I’m sure you’ve heard this by now, but what the heck, since I talk about the network and its shows, I figured I’d toss it out that The CW renewed just about everything on their slate of programming.
Or technically, eight of their shows. Here’s the list:
The Flash and Jane the Virgin are both good to go for their second seasons.
The Originals, Reign, The 100 were given their third seasons.
Arrow got a fourth season while The Vampire Diaries now have their seventh season coming up and Supernatural will be looking at their 11th season.
There will be two new shows coming up later on in this season to test the waters of viewer acceptance, that being iZombie and The Messengers. What I know is that iZombie is about a girl who is secretly a zombie and when she eats the brains of dead people, she gets their memories and ends up helping solve crimes related to those folks. Could be interesting.
On a slightly different front:
(iZombie reminds me of a book by Hugh Howey of close to the same name, but not based on… it’s an incredibly new spin on the zombie genre, from the perspective of the zombie. I loved it. Click on the Amazon image/link above…)
As far as these renewals went, CW president Mark Pedowitz had this to say:
“Each of these series have helped define what The CW is today, a network that is home to smart, provocative, quality programming, targeting a savvy adult audience. By picking up these shows now, our executive producers can start planning next season’s storylines, and rolling these shows out throughout next season guarantees The CW will have more proven original series for our fall, midseason and summer 2016 line-ups.”
Which to me is a fascinating reminder of other news out there, that being that The CW is considering two more DC comics properties for down the road.
One being The Atom, which if you watch Arrow, well, I’ll leave it at that. (No spoilers)
They’re also hot to try yet one more spin-off attempt out of Supernatural.
What I like about the CW is they have nothing to prove. They air shows that would not necessarily find slots in the bigger networks and don’t have the huge bills either, giving them more leeway with TV ratings and advertisers, as opposed to the four big networks that pull in around $10 billion a year to pay the big bucks to the talent and everyone in between them and you, the viewer.

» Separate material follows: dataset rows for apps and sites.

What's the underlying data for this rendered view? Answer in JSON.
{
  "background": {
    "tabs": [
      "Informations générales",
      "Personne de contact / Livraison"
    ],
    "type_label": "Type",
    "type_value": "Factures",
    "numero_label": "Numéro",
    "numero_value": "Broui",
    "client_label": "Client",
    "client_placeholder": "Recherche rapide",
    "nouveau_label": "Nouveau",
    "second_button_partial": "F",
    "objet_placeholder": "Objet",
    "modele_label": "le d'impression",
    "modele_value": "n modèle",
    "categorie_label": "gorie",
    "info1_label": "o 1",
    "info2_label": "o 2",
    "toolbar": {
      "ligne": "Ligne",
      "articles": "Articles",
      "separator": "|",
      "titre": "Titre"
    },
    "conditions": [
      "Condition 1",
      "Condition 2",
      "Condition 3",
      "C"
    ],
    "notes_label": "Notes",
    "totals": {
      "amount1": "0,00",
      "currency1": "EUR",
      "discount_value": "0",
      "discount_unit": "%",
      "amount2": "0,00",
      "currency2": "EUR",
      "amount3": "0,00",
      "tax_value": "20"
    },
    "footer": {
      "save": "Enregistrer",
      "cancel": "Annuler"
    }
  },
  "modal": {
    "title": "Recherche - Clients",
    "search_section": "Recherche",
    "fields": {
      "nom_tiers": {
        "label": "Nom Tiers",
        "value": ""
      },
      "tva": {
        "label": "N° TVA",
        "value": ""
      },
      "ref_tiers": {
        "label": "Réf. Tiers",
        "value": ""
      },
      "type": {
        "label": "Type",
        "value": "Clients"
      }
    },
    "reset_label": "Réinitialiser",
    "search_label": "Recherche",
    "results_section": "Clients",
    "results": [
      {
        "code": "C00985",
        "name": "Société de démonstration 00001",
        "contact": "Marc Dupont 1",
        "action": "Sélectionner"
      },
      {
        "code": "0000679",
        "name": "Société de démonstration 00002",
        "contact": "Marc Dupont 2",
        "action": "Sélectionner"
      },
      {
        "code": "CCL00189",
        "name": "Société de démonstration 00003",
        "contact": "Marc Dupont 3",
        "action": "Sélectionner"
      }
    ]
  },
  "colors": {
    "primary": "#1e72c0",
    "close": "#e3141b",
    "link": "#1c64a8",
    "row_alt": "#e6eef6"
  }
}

Bottom line, the renewals make me happy because I have grown fond of most of those shows.